Speaking to reporters outside Petrozavodsk City Court after the trial began behind closed doors on December 18, defense lawyer Viktor Anufriyev said that Dmitriyev maintained his innocence.
Supporters of Dmitryev contend that he is being victimized by Russian authorities who want to keep the state crimes of the Soviet era under wraps.
"Yury Alekseyevich [Dmitriyev] refused to accept guilt...and that is my position as well," Anufriyev said.
He said prosecutors have provided no convincing evidence against his client.
Dmitriyev, 62, is the chief of the Moscow-based human rights group Memorial's branch in Karelia, which border Finland. He has worked for decades to expose crimes committed in the region by the Soviet state under dictator Josef Stalin.
Dmitriyev has overseen research at the Sandarmokh mass-burial site, where several thousand victims of Stalinist terror were executed and buried in 1931-41.
Supporters contend that said the case was brought against him because he exposed a side of history that complicates the Kremlin's glorification of the Soviet past.
Dmitriyev was charged in July with "violent acts of a sexual nature committed against a person under 14 years of age."
The trial that began on December 18 is the second one Dmitriyev has faced this year.
The historian spent 13 months in custody before he was acquitted of child-pornography charges in early April, in a trial he also dismissed as politically motivated.
An appeals court in Karelia overturned that verdict two months later, sending the case back to prosecutors for further investigation.
Dmitriyev was rearrested on June 27 on the new, more severe sexual-assault charge.

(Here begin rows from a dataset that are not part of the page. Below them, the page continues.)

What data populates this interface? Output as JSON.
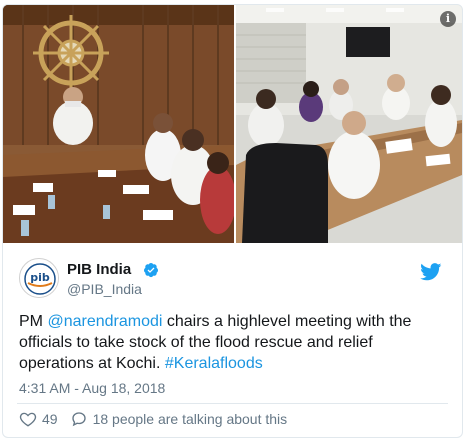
{
  "tweet": {
    "author": {
      "name": "PIB India",
      "handle": "@PIB_India",
      "avatar_label": "pib"
    },
    "text": {
      "prefix": "PM ",
      "mention": "@narendramodi",
      "body": " chairs a  highlevel meeting with the officials to take stock of the flood rescue and relief operations at Kochi.  ",
      "hashtag": "#Keralafloods"
    },
    "timestamp": "4:31 AM - Aug 18, 2018",
    "likes_count": "49",
    "conversation_label": "18 people are talking about this",
    "media_info_symbol": "i"
  },
  "colors": {
    "link": "#1b95e0",
    "verified": "#1da1f2",
    "twitter_brand": "#1da1f2",
    "muted_text": "#657786",
    "border": "#e1e8ed"
  },
  "icons": {
    "verified": "verified-badge-icon",
    "brand": "twitter-bird-icon",
    "like": "heart-icon",
    "reply": "speech-bubble-icon",
    "info": "info-icon"
  }
}
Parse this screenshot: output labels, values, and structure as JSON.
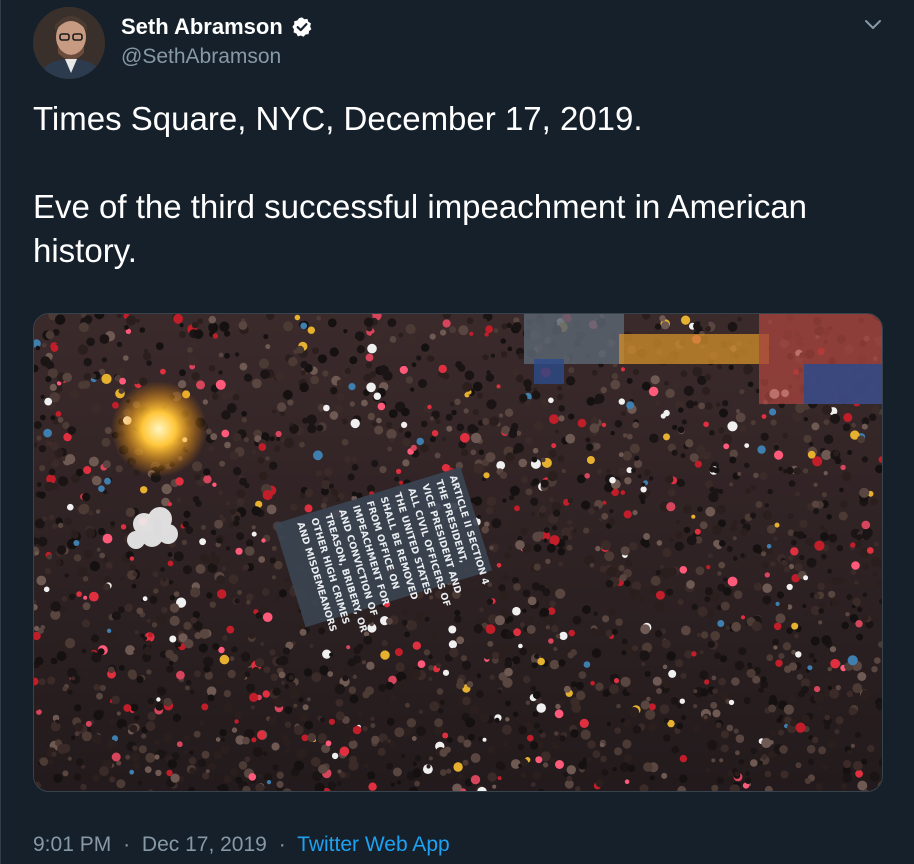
{
  "author": {
    "display_name": "Seth Abramson",
    "handle": "@SethAbramson",
    "verified": true
  },
  "tweet": {
    "paragraph_1": "Times Square, NYC, December 17, 2019.",
    "paragraph_2": "Eve of the third successful impeachment in American history."
  },
  "media": {
    "banner_lines": [
      "ARTICLE II SECTION 4",
      "THE PRESIDENT,",
      "VICE PRESIDENT AND",
      "ALL CIVIL OFFICERS OF",
      "THE UNITED STATES",
      "SHALL BE REMOVED",
      "FROM OFFICE ON",
      "IMPEACHMENT FOR",
      "AND CONVICTION OF",
      "TREASON, BRIBERY, OR",
      "OTHER HIGH CRIMES",
      "AND MISDEMEANORS"
    ]
  },
  "meta": {
    "time": "9:01 PM",
    "separator": "·",
    "date": "Dec 17, 2019",
    "source": "Twitter Web App"
  },
  "icons": {
    "verified": "verified-badge-icon",
    "menu": "chevron-down-icon"
  },
  "colors": {
    "background": "#15202b",
    "secondary_text": "#8899a6",
    "link": "#1da1f2"
  }
}
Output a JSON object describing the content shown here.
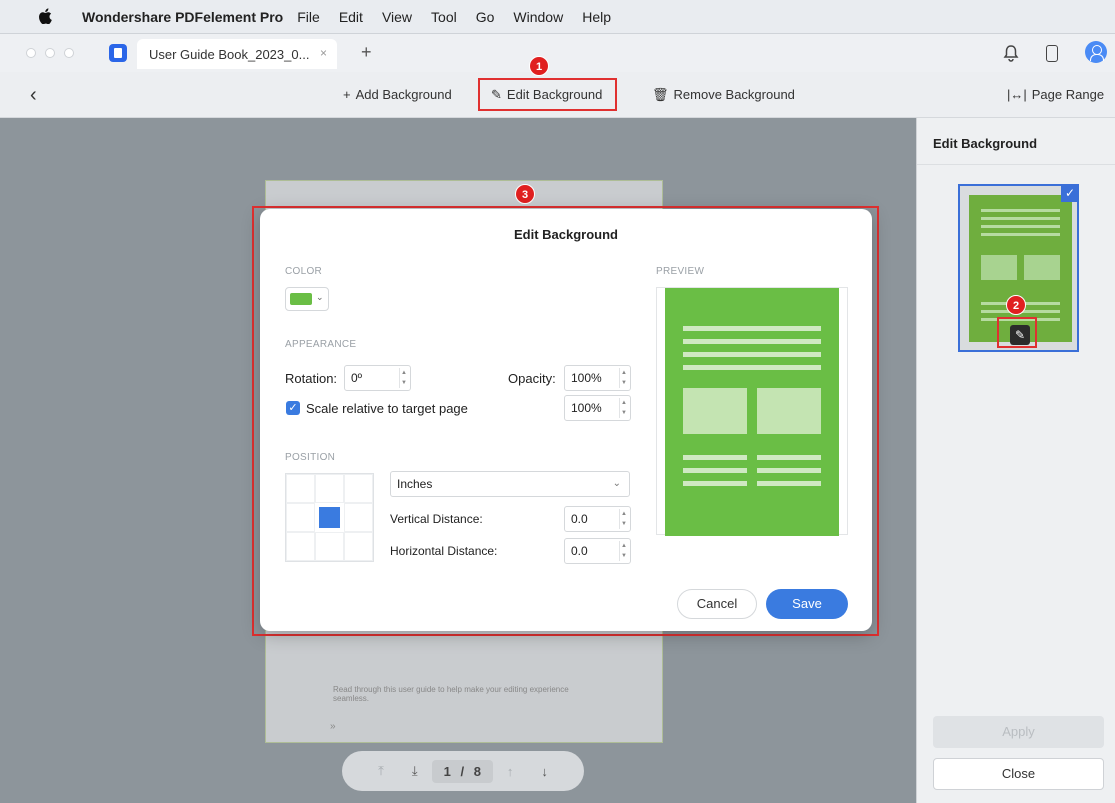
{
  "menubar": {
    "app_name": "Wondershare PDFelement Pro",
    "items": [
      "File",
      "Edit",
      "View",
      "Tool",
      "Go",
      "Window",
      "Help"
    ]
  },
  "titlebar": {
    "tab_title": "User Guide Book_2023_0...",
    "tab_close": "×",
    "new_tab": "+"
  },
  "toolbar": {
    "back": "‹",
    "add_background": "Add Background",
    "edit_background": "Edit Background",
    "remove_background": "Remove Background",
    "page_range": "Page Range"
  },
  "annotations": {
    "step1": "1",
    "step2": "2",
    "step3": "3"
  },
  "document": {
    "body_text": "Read through this user guide to help make your editing experience seamless.",
    "chevron": "»"
  },
  "pager": {
    "first": "⤒",
    "prev": "⤓",
    "current": "1",
    "separator": "/",
    "total": "8",
    "up": "↑",
    "down": "↓"
  },
  "right_panel": {
    "title": "Edit Background",
    "apply": "Apply",
    "close": "Close"
  },
  "dialog": {
    "title": "Edit Background",
    "color_section": "COLOR",
    "color_value": "#6abe45",
    "appearance_section": "APPEARANCE",
    "rotation_label": "Rotation:",
    "rotation_value": "0º",
    "opacity_label": "Opacity:",
    "opacity_value": "100%",
    "scale_label": "Scale relative to target page",
    "scale_checked": true,
    "scale_value": "100%",
    "position_section": "POSITION",
    "units": "Inches",
    "vertical_label": "Vertical Distance:",
    "vertical_value": "0.0",
    "horizontal_label": "Horizontal Distance:",
    "horizontal_value": "0.0",
    "preview_section": "PREVIEW",
    "cancel": "Cancel",
    "save": "Save"
  },
  "colors": {
    "accent": "#3a7be0",
    "highlight": "#e03030",
    "background_green": "#6abe45"
  }
}
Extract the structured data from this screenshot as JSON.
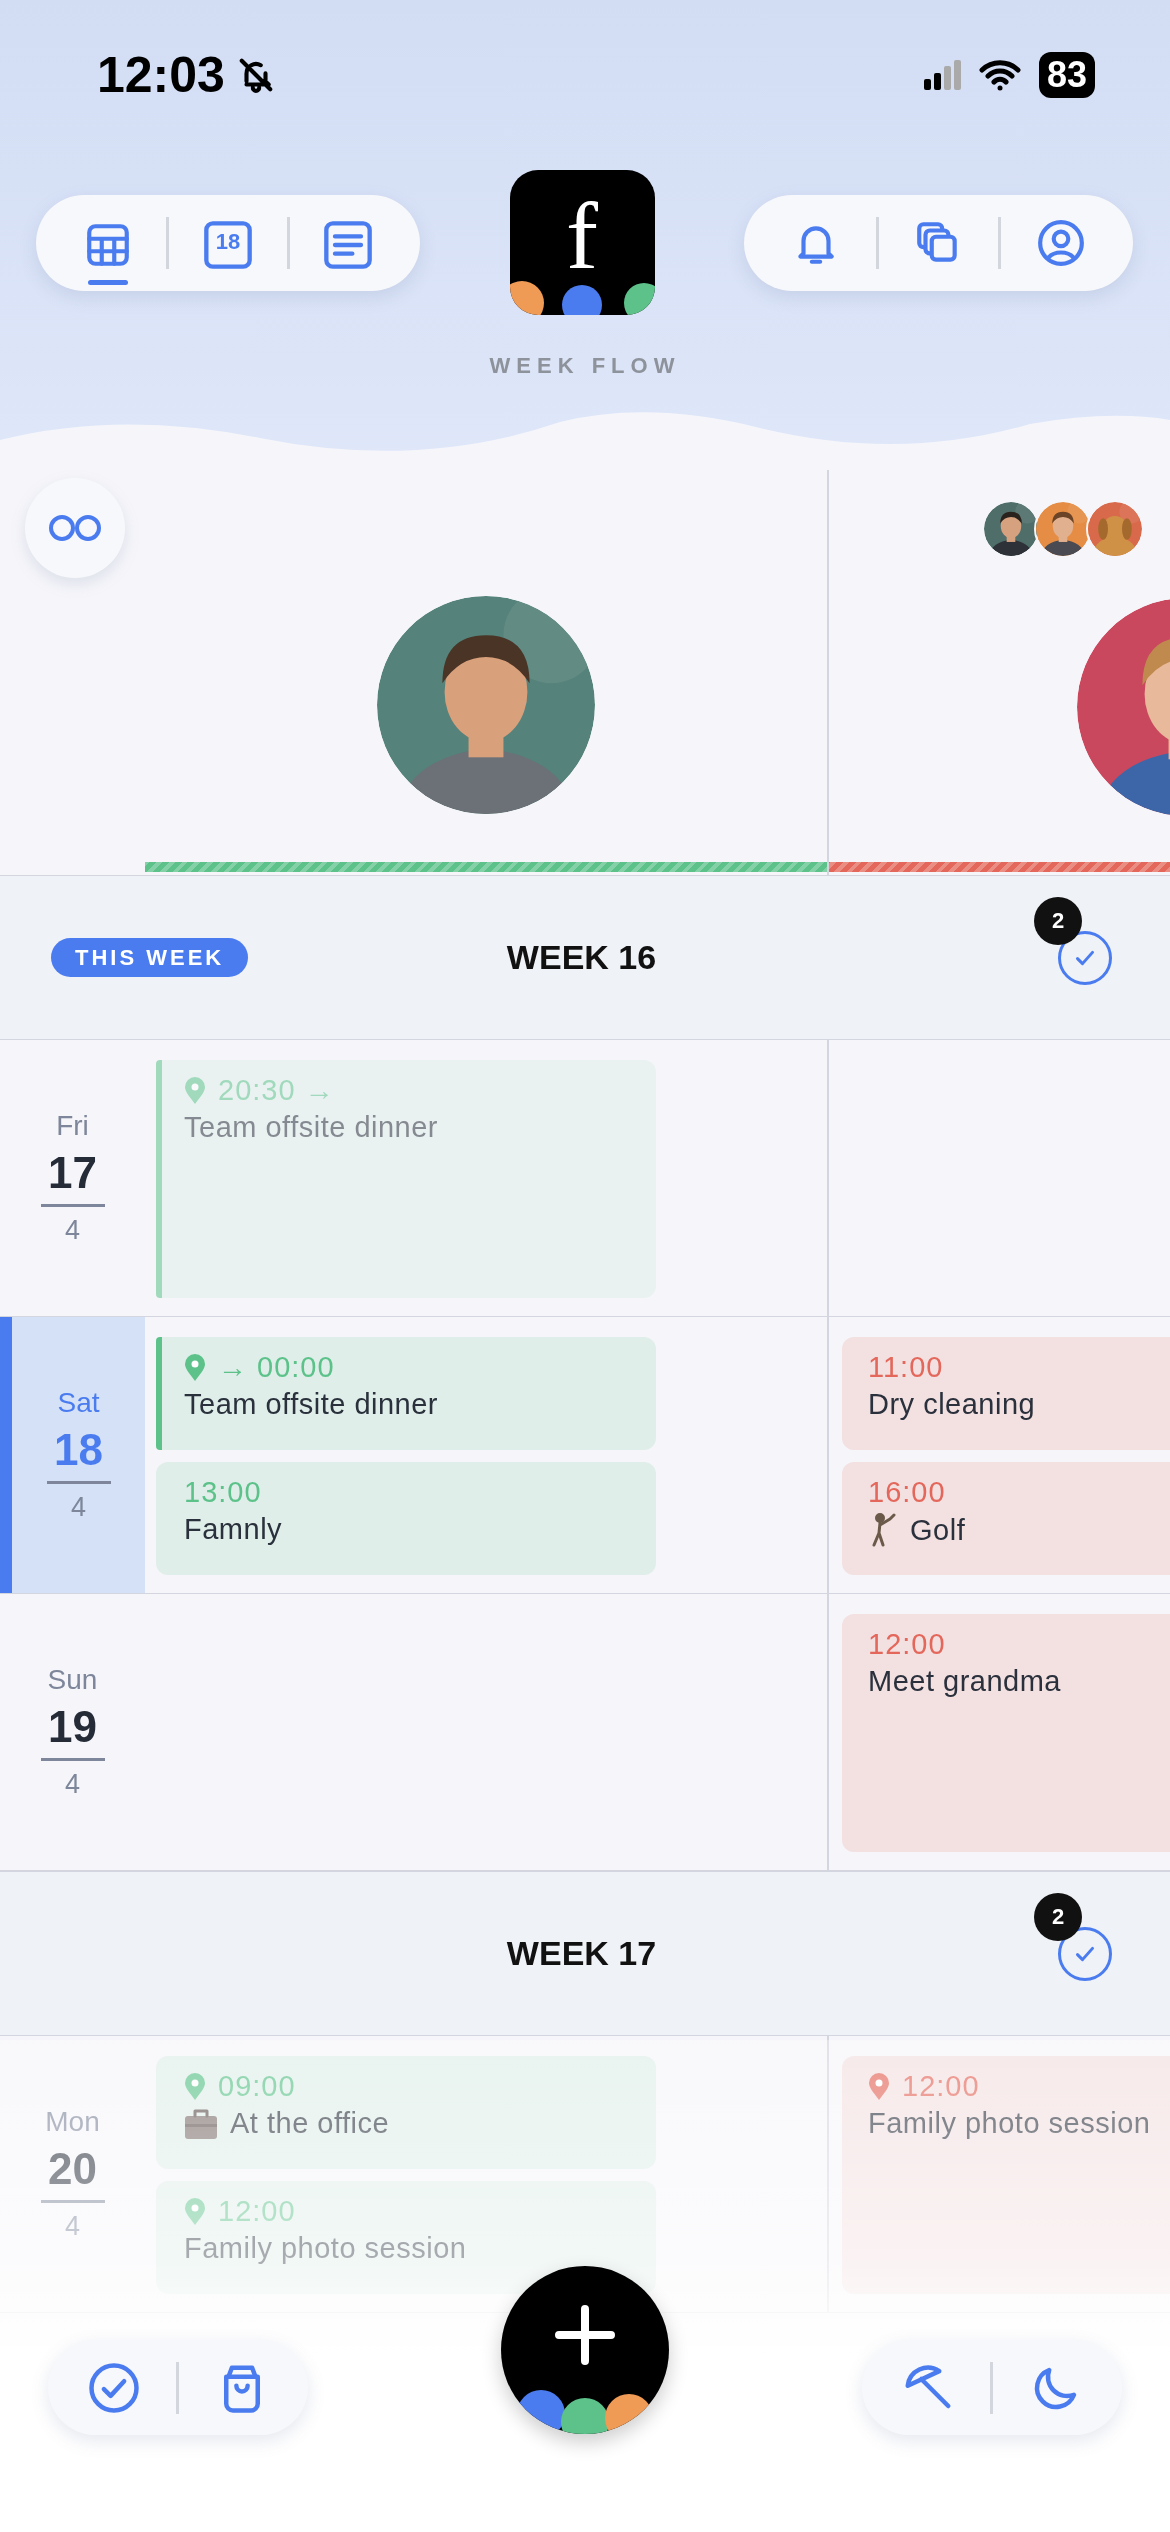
{
  "status_bar": {
    "time": "12:03",
    "silent": true,
    "battery": "83"
  },
  "nav_left": [
    {
      "selected": true
    },
    {
      "label": "18",
      "selected": false
    },
    {
      "selected": false
    }
  ],
  "logo": {
    "letter": "f"
  },
  "app_name": "WEEK FLOW",
  "people": [
    {
      "kind": "single",
      "color": "#5cc28a"
    },
    {
      "kind": "group",
      "color": "#e3675a"
    }
  ],
  "weeks": [
    {
      "title": "WEEK 16",
      "badge": "THIS WEEK",
      "pending": "2",
      "days": [
        {
          "weekday": "Fri",
          "day": "17",
          "month": "4",
          "today": false,
          "column_1": [
            {
              "kind": "plain",
              "time": "20:30 →",
              "title": "Team offsite dinner",
              "location": true,
              "continues": true,
              "past": true
            }
          ]
        },
        {
          "weekday": "Sat",
          "day": "18",
          "month": "4",
          "today": true,
          "column_1": [
            {
              "kind": "plain",
              "time": "→ 00:00",
              "title": "Team offsite dinner",
              "location": true,
              "continues": true,
              "past": false
            },
            {
              "kind": "plain",
              "time": "13:00",
              "title": "Famnly",
              "location": false,
              "continues": false,
              "past": false
            }
          ],
          "column_2": [
            {
              "kind": "plain",
              "time": "11:00",
              "title": "Dry cleaning",
              "location": false,
              "continues": false,
              "past": false
            },
            {
              "kind": "golf",
              "time": "16:00",
              "title": "Golf",
              "location": false,
              "continues": false,
              "past": false
            }
          ]
        },
        {
          "weekday": "Sun",
          "day": "19",
          "month": "4",
          "today": false,
          "column_2": [
            {
              "kind": "plain",
              "time": "12:00",
              "title": "Meet grandma",
              "location": false,
              "continues": false,
              "past": false
            }
          ]
        }
      ]
    },
    {
      "title": "WEEK 17",
      "pending": "2",
      "days": [
        {
          "weekday": "Mon",
          "day": "20",
          "month": "4",
          "today": false,
          "column_1": [
            {
              "kind": "work",
              "time": "09:00",
              "title": "At the office",
              "location": true,
              "continues": false,
              "past": false
            },
            {
              "kind": "plain",
              "time": "12:00",
              "title": "Family photo session",
              "location": true,
              "continues": false,
              "past": false
            }
          ],
          "column_2": [
            {
              "kind": "plain",
              "time": "12:00",
              "title": "Family photo session",
              "location": true,
              "continues": false,
              "past": false
            }
          ]
        }
      ]
    }
  ]
}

After the hearing on December 18, Anufriyev said the court prolonged Dmitriyev's detention in jail until March 25.
It is not clear when a verdict is expected.